RECORDS FOR THE TASK:
▶

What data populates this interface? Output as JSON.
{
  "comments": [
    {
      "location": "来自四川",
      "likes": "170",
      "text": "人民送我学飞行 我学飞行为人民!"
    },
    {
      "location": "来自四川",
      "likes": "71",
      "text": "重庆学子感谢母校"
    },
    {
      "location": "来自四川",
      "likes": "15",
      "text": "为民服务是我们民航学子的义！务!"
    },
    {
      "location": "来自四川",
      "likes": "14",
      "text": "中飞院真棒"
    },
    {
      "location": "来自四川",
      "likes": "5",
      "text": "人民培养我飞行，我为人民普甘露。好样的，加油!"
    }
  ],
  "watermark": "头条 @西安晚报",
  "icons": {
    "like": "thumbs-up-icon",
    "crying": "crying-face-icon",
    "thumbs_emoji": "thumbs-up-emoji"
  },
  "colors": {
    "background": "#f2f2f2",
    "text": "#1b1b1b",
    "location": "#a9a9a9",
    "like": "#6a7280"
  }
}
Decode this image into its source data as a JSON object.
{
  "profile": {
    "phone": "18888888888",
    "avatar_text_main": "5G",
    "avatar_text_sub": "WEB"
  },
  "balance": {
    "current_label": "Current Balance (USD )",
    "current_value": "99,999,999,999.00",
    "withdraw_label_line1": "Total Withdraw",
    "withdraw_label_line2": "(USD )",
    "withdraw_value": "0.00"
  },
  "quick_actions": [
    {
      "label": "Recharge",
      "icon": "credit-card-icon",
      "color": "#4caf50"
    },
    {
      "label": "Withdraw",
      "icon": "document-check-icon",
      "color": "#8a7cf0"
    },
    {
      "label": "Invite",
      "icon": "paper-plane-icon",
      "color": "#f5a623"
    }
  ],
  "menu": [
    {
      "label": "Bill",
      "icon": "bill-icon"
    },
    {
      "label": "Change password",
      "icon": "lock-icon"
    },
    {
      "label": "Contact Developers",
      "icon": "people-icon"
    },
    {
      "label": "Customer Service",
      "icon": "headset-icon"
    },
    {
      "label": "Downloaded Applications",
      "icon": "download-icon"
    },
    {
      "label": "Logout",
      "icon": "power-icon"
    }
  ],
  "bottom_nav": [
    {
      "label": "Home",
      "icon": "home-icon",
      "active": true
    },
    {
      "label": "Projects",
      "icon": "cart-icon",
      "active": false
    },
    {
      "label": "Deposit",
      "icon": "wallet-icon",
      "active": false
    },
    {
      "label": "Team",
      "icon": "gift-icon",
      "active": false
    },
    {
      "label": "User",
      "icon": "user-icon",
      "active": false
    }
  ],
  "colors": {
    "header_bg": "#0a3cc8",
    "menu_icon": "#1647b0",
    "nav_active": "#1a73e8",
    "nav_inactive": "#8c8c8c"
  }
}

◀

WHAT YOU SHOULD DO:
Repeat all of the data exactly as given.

SOLUTION BELOW:
What data populates this interface? Output as JSON.
{
  "comments": [
    {
      "location": "来自四川",
      "likes": "170",
      "text": "人民送我学飞行 我学飞行为人民!"
    },
    {
      "location": "来自四川",
      "likes": "71",
      "text": "重庆学子感谢母校"
    },
    {
      "location": "来自四川",
      "likes": "15",
      "text": "为民服务是我们民航学子的义！务!"
    },
    {
      "location": "来自四川",
      "likes": "14",
      "text": "中飞院真棒"
    },
    {
      "location": "来自四川",
      "likes": "5",
      "text": "人民培养我飞行，我为人民普甘露。好样的，加油!"
    }
  ],
  "watermark": "头条 @西安晚报",
  "icons": {
    "like": "thumbs-up-icon",
    "crying": "crying-face-icon",
    "thumbs_emoji": "thumbs-up-emoji"
  },
  "colors": {
    "background": "#f2f2f2",
    "text": "#1b1b1b",
    "location": "#a9a9a9",
    "like": "#6a7280"
  }
}
Decode this image into its source data as a JSON object.
{
  "profile": {
    "phone": "18888888888",
    "avatar_text_main": "5G",
    "avatar_text_sub": "WEB"
  },
  "balance": {
    "current_label": "Current Balance (USD )",
    "current_value": "99,999,999,999.00",
    "withdraw_label_line1": "Total Withdraw",
    "withdraw_label_line2": "(USD )",
    "withdraw_value": "0.00"
  },
  "quick_actions": [
    {
      "label": "Recharge",
      "icon": "credit-card-icon",
      "color": "#4caf50"
    },
    {
      "label": "Withdraw",
      "icon": "document-check-icon",
      "color": "#8a7cf0"
    },
    {
      "label": "Invite",
      "icon": "paper-plane-icon",
      "color": "#f5a623"
    }
  ],
  "menu": [
    {
      "label": "Bill",
      "icon": "bill-icon"
    },
    {
      "label": "Change password",
      "icon": "lock-icon"
    },
    {
      "label": "Contact Developers",
      "icon": "people-icon"
    },
    {
      "label": "Customer Service",
      "icon": "headset-icon"
    },
    {
      "label": "Downloaded Applications",
      "icon": "download-icon"
    },
    {
      "label": "Logout",
      "icon": "power-icon"
    }
  ],
  "bottom_nav": [
    {
      "label": "Home",
      "icon": "home-icon",
      "active": true
    },
    {
      "label": "Projects",
      "icon": "cart-icon",
      "active": false
    },
    {
      "label": "Deposit",
      "icon": "wallet-icon",
      "active": false
    },
    {
      "label": "Team",
      "icon": "gift-icon",
      "active": false
    },
    {
      "label": "User",
      "icon": "user-icon",
      "active": false
    }
  ],
  "colors": {
    "header_bg": "#0a3cc8",
    "menu_icon": "#1647b0",
    "nav_active": "#1a73e8",
    "nav_inactive": "#8c8c8c"
  }
}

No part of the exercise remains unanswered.